[Available data]:
* * * * * * *

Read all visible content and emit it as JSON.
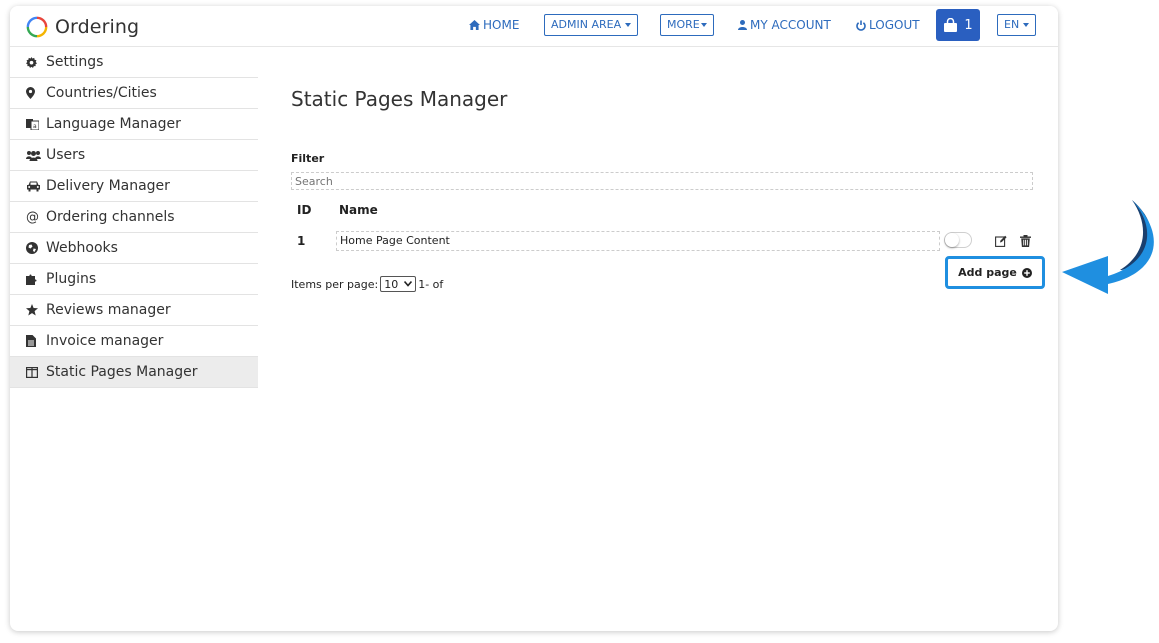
{
  "brand": {
    "name": "Ordering"
  },
  "nav": {
    "home": "HOME",
    "admin_area": "ADMIN AREA",
    "more": "MORE",
    "my_account": "MY ACCOUNT",
    "logout": "LOGOUT",
    "cart_count": "1",
    "language": "EN"
  },
  "sidebar": {
    "items": [
      {
        "label": "Settings",
        "icon": "gear-icon"
      },
      {
        "label": "Countries/Cities",
        "icon": "map-marker-icon"
      },
      {
        "label": "Language Manager",
        "icon": "language-icon"
      },
      {
        "label": "Users",
        "icon": "users-icon"
      },
      {
        "label": "Delivery Manager",
        "icon": "car-icon"
      },
      {
        "label": "Ordering channels",
        "icon": "at-icon"
      },
      {
        "label": "Webhooks",
        "icon": "globe-icon"
      },
      {
        "label": "Plugins",
        "icon": "puzzle-icon"
      },
      {
        "label": "Reviews manager",
        "icon": "star-icon"
      },
      {
        "label": "Invoice manager",
        "icon": "file-icon"
      },
      {
        "label": "Static Pages Manager",
        "icon": "columns-icon"
      }
    ],
    "active_index": 10
  },
  "main": {
    "title": "Static Pages Manager",
    "filter_label": "Filter",
    "search_placeholder": "Search",
    "table": {
      "headers": {
        "id": "ID",
        "name": "Name"
      },
      "rows": [
        {
          "id": "1",
          "name": "Home Page Content",
          "enabled": false
        }
      ]
    },
    "add_page_label": "Add page",
    "items_per_page_label": "Items per page:",
    "items_per_page_value": "10",
    "pagination_text": "1- of"
  },
  "colors": {
    "nav_blue": "#2d6bbd",
    "cart_blue": "#2a5fc0",
    "highlight_blue": "#1f8fe0",
    "arrow_blue": "#1f8fe0"
  }
}
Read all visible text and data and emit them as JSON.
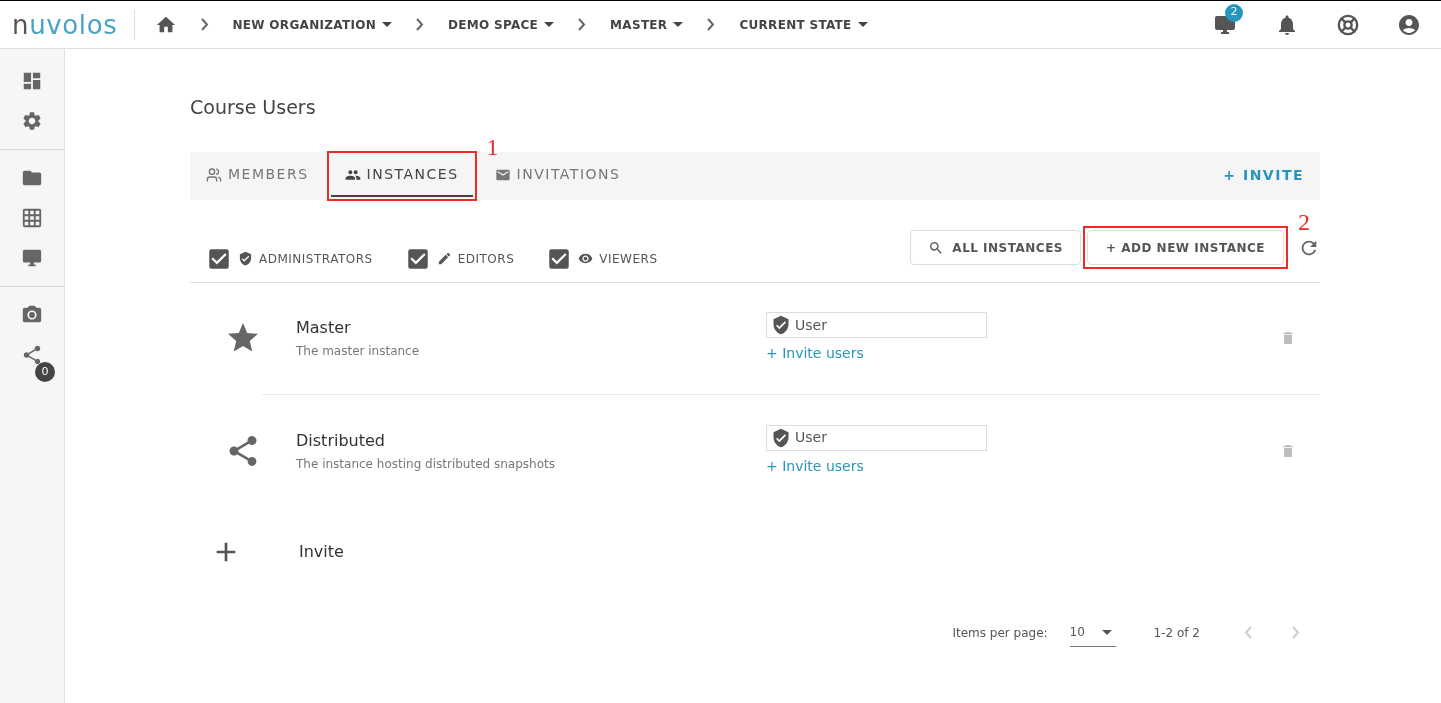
{
  "logo": "nuvolos",
  "breadcrumbs": [
    {
      "label": "NEW ORGANIZATION"
    },
    {
      "label": "DEMO SPACE"
    },
    {
      "label": "MASTER"
    },
    {
      "label": "CURRENT STATE"
    }
  ],
  "top_actions": {
    "monitor_badge": "2"
  },
  "sidebar": {
    "items": [
      {
        "kind": "dashboard"
      },
      {
        "kind": "settings"
      },
      {
        "kind": "divider"
      },
      {
        "kind": "folder"
      },
      {
        "kind": "table"
      },
      {
        "kind": "monitor"
      },
      {
        "kind": "divider"
      },
      {
        "kind": "camera"
      },
      {
        "kind": "share",
        "badge": "0"
      }
    ]
  },
  "page_title": "Course Users",
  "tabs": [
    {
      "label": "MEMBERS",
      "kind": "members",
      "selected": false
    },
    {
      "label": "INSTANCES",
      "kind": "instances",
      "selected": true,
      "annotation": "1"
    },
    {
      "label": "INVITATIONS",
      "kind": "invitations",
      "selected": false
    }
  ],
  "invite_button": "+ INVITE",
  "filters": [
    {
      "label": "ADMINISTRATORS",
      "kind": "admin",
      "checked": true
    },
    {
      "label": "EDITORS",
      "kind": "editor",
      "checked": true
    },
    {
      "label": "VIEWERS",
      "kind": "viewer",
      "checked": true
    }
  ],
  "all_instances_button": "ALL INSTANCES",
  "add_instance_button": {
    "label": "+ ADD NEW INSTANCE",
    "annotation": "2"
  },
  "instances": [
    {
      "kind": "star",
      "name": "Master",
      "description": "The master instance",
      "role": "User",
      "invite_link": "+ Invite users"
    },
    {
      "kind": "share",
      "name": "Distributed",
      "description": "The instance hosting distributed snapshots",
      "role": "User",
      "invite_link": "+ Invite users"
    }
  ],
  "invite_row": "Invite",
  "pagination": {
    "items_per_page_label": "Items per page:",
    "items_per_page": "10",
    "range": "1-2 of 2"
  }
}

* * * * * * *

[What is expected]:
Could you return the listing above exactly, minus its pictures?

[Reply to the task]:
Read all visible content and emit it as JSON.
{
  "brand": {
    "name": "Ordering"
  },
  "nav": {
    "home": "HOME",
    "admin_area": "ADMIN AREA",
    "more": "MORE",
    "my_account": "MY ACCOUNT",
    "logout": "LOGOUT",
    "cart_count": "1",
    "language": "EN"
  },
  "sidebar": {
    "items": [
      {
        "label": "Settings",
        "icon": "gear-icon"
      },
      {
        "label": "Countries/Cities",
        "icon": "map-marker-icon"
      },
      {
        "label": "Language Manager",
        "icon": "language-icon"
      },
      {
        "label": "Users",
        "icon": "users-icon"
      },
      {
        "label": "Delivery Manager",
        "icon": "car-icon"
      },
      {
        "label": "Ordering channels",
        "icon": "at-icon"
      },
      {
        "label": "Webhooks",
        "icon": "globe-icon"
      },
      {
        "label": "Plugins",
        "icon": "puzzle-icon"
      },
      {
        "label": "Reviews manager",
        "icon": "star-icon"
      },
      {
        "label": "Invoice manager",
        "icon": "file-icon"
      },
      {
        "label": "Static Pages Manager",
        "icon": "columns-icon"
      }
    ],
    "active_index": 10
  },
  "main": {
    "title": "Static Pages Manager",
    "filter_label": "Filter",
    "search_placeholder": "Search",
    "table": {
      "headers": {
        "id": "ID",
        "name": "Name"
      },
      "rows": [
        {
          "id": "1",
          "name": "Home Page Content",
          "enabled": false
        }
      ]
    },
    "add_page_label": "Add page",
    "items_per_page_label": "Items per page:",
    "items_per_page_value": "10",
    "pagination_text": "1- of"
  },
  "colors": {
    "nav_blue": "#2d6bbd",
    "cart_blue": "#2a5fc0",
    "highlight_blue": "#1f8fe0",
    "arrow_blue": "#1f8fe0"
  }
}
Read all visible text and data and emit them as JSON.
{
  "logo": "nuvolos",
  "breadcrumbs": [
    {
      "label": "NEW ORGANIZATION"
    },
    {
      "label": "DEMO SPACE"
    },
    {
      "label": "MASTER"
    },
    {
      "label": "CURRENT STATE"
    }
  ],
  "top_actions": {
    "monitor_badge": "2"
  },
  "sidebar": {
    "items": [
      {
        "kind": "dashboard"
      },
      {
        "kind": "settings"
      },
      {
        "kind": "divider"
      },
      {
        "kind": "folder"
      },
      {
        "kind": "table"
      },
      {
        "kind": "monitor"
      },
      {
        "kind": "divider"
      },
      {
        "kind": "camera"
      },
      {
        "kind": "share",
        "badge": "0"
      }
    ]
  },
  "page_title": "Course Users",
  "tabs": [
    {
      "label": "MEMBERS",
      "kind": "members",
      "selected": false
    },
    {
      "label": "INSTANCES",
      "kind": "instances",
      "selected": true,
      "annotation": "1"
    },
    {
      "label": "INVITATIONS",
      "kind": "invitations",
      "selected": false
    }
  ],
  "invite_button": "+ INVITE",
  "filters": [
    {
      "label": "ADMINISTRATORS",
      "kind": "admin",
      "checked": true
    },
    {
      "label": "EDITORS",
      "kind": "editor",
      "checked": true
    },
    {
      "label": "VIEWERS",
      "kind": "viewer",
      "checked": true
    }
  ],
  "all_instances_button": "ALL INSTANCES",
  "add_instance_button": {
    "label": "+ ADD NEW INSTANCE",
    "annotation": "2"
  },
  "instances": [
    {
      "kind": "star",
      "name": "Master",
      "description": "The master instance",
      "role": "User",
      "invite_link": "+ Invite users"
    },
    {
      "kind": "share",
      "name": "Distributed",
      "description": "The instance hosting distributed snapshots",
      "role": "User",
      "invite_link": "+ Invite users"
    }
  ],
  "invite_row": "Invite",
  "pagination": {
    "items_per_page_label": "Items per page:",
    "items_per_page": "10",
    "range": "1-2 of 2"
  }
}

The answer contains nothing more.